Excerpted data section start

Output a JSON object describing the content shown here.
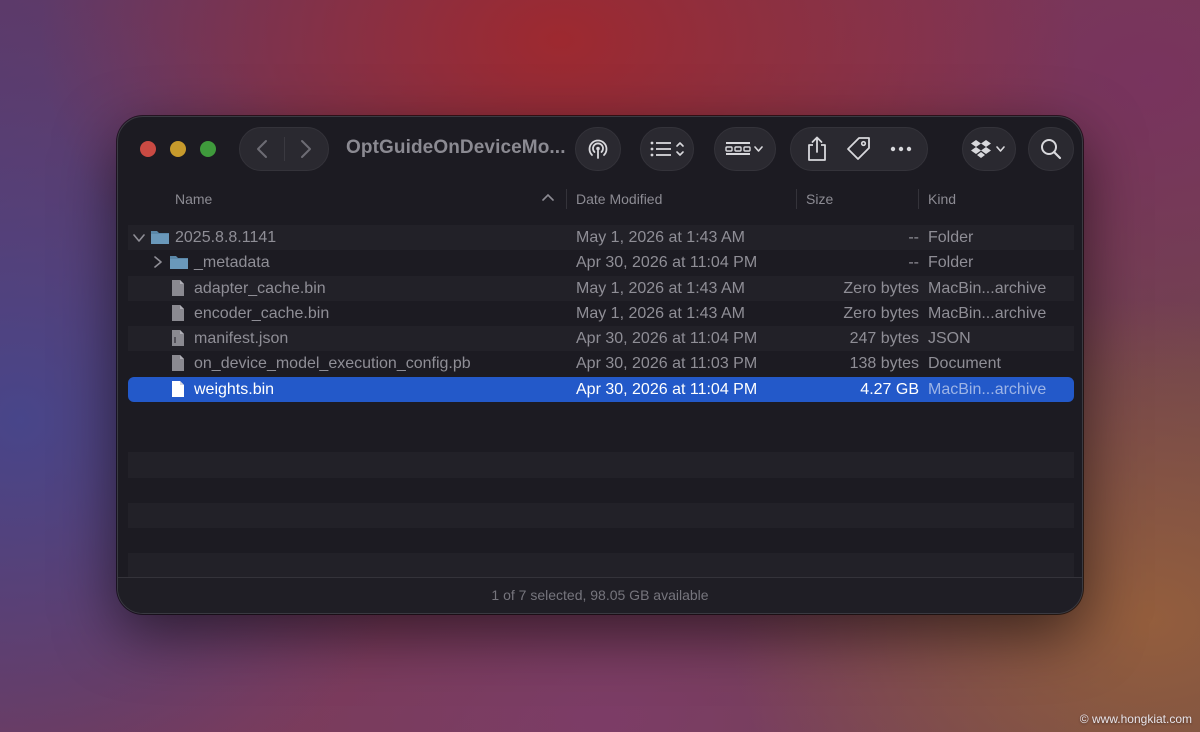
{
  "window": {
    "title": "OptGuideOnDeviceMo...",
    "status": "1 of 7 selected, 98.05 GB available"
  },
  "columns": {
    "name": "Name",
    "date": "Date Modified",
    "size": "Size",
    "kind": "Kind"
  },
  "toolbar_icons": [
    "chevron-left-icon",
    "chevron-right-icon",
    "airdrop-icon",
    "list-view-icon",
    "group-icon",
    "share-icon",
    "tag-icon",
    "more-icon",
    "dropbox-icon",
    "search-icon"
  ],
  "files": [
    {
      "name": "2025.8.8.1141",
      "date": "May 1, 2026 at 1:43 AM",
      "size": "--",
      "kind": "Folder",
      "type": "folder",
      "expanded": true
    },
    {
      "name": "_metadata",
      "date": "Apr 30, 2026 at 11:04 PM",
      "size": "--",
      "kind": "Folder",
      "type": "folder",
      "expanded": false
    },
    {
      "name": "adapter_cache.bin",
      "date": "May 1, 2026 at 1:43 AM",
      "size": "Zero bytes",
      "kind": "MacBin...archive",
      "type": "file"
    },
    {
      "name": "encoder_cache.bin",
      "date": "May 1, 2026 at 1:43 AM",
      "size": "Zero bytes",
      "kind": "MacBin...archive",
      "type": "file"
    },
    {
      "name": "manifest.json",
      "date": "Apr 30, 2026 at 11:04 PM",
      "size": "247 bytes",
      "kind": "JSON",
      "type": "file"
    },
    {
      "name": "on_device_model_execution_config.pb",
      "date": "Apr 30, 2026 at 11:03 PM",
      "size": "138 bytes",
      "kind": "Document",
      "type": "file"
    },
    {
      "name": "weights.bin",
      "date": "Apr 30, 2026 at 11:04 PM",
      "size": "4.27 GB",
      "kind": "MacBin...archive",
      "type": "file",
      "selected": true
    }
  ],
  "watermark": "© www.hongkiat.com",
  "colors": {
    "selection": "#2359c9",
    "close": "#c94a43",
    "minimize": "#c79a2c",
    "zoom": "#3f9a3c",
    "folder": "#5a87a8"
  }
}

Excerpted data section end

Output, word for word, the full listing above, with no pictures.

Output a JSON object describing the content shown here.
{
  "window": {
    "title": "OptGuideOnDeviceMo...",
    "status": "1 of 7 selected, 98.05 GB available"
  },
  "columns": {
    "name": "Name",
    "date": "Date Modified",
    "size": "Size",
    "kind": "Kind"
  },
  "toolbar_icons": [
    "chevron-left-icon",
    "chevron-right-icon",
    "airdrop-icon",
    "list-view-icon",
    "group-icon",
    "share-icon",
    "tag-icon",
    "more-icon",
    "dropbox-icon",
    "search-icon"
  ],
  "files": [
    {
      "name": "2025.8.8.1141",
      "date": "May 1, 2026 at 1:43 AM",
      "size": "--",
      "kind": "Folder",
      "type": "folder",
      "expanded": true
    },
    {
      "name": "_metadata",
      "date": "Apr 30, 2026 at 11:04 PM",
      "size": "--",
      "kind": "Folder",
      "type": "folder",
      "expanded": false
    },
    {
      "name": "adapter_cache.bin",
      "date": "May 1, 2026 at 1:43 AM",
      "size": "Zero bytes",
      "kind": "MacBin...archive",
      "type": "file"
    },
    {
      "name": "encoder_cache.bin",
      "date": "May 1, 2026 at 1:43 AM",
      "size": "Zero bytes",
      "kind": "MacBin...archive",
      "type": "file"
    },
    {
      "name": "manifest.json",
      "date": "Apr 30, 2026 at 11:04 PM",
      "size": "247 bytes",
      "kind": "JSON",
      "type": "file"
    },
    {
      "name": "on_device_model_execution_config.pb",
      "date": "Apr 30, 2026 at 11:03 PM",
      "size": "138 bytes",
      "kind": "Document",
      "type": "file"
    },
    {
      "name": "weights.bin",
      "date": "Apr 30, 2026 at 11:04 PM",
      "size": "4.27 GB",
      "kind": "MacBin...archive",
      "type": "file",
      "selected": true
    }
  ],
  "watermark": "© www.hongkiat.com",
  "colors": {
    "selection": "#2359c9",
    "close": "#c94a43",
    "minimize": "#c79a2c",
    "zoom": "#3f9a3c",
    "folder": "#5a87a8"
  }
}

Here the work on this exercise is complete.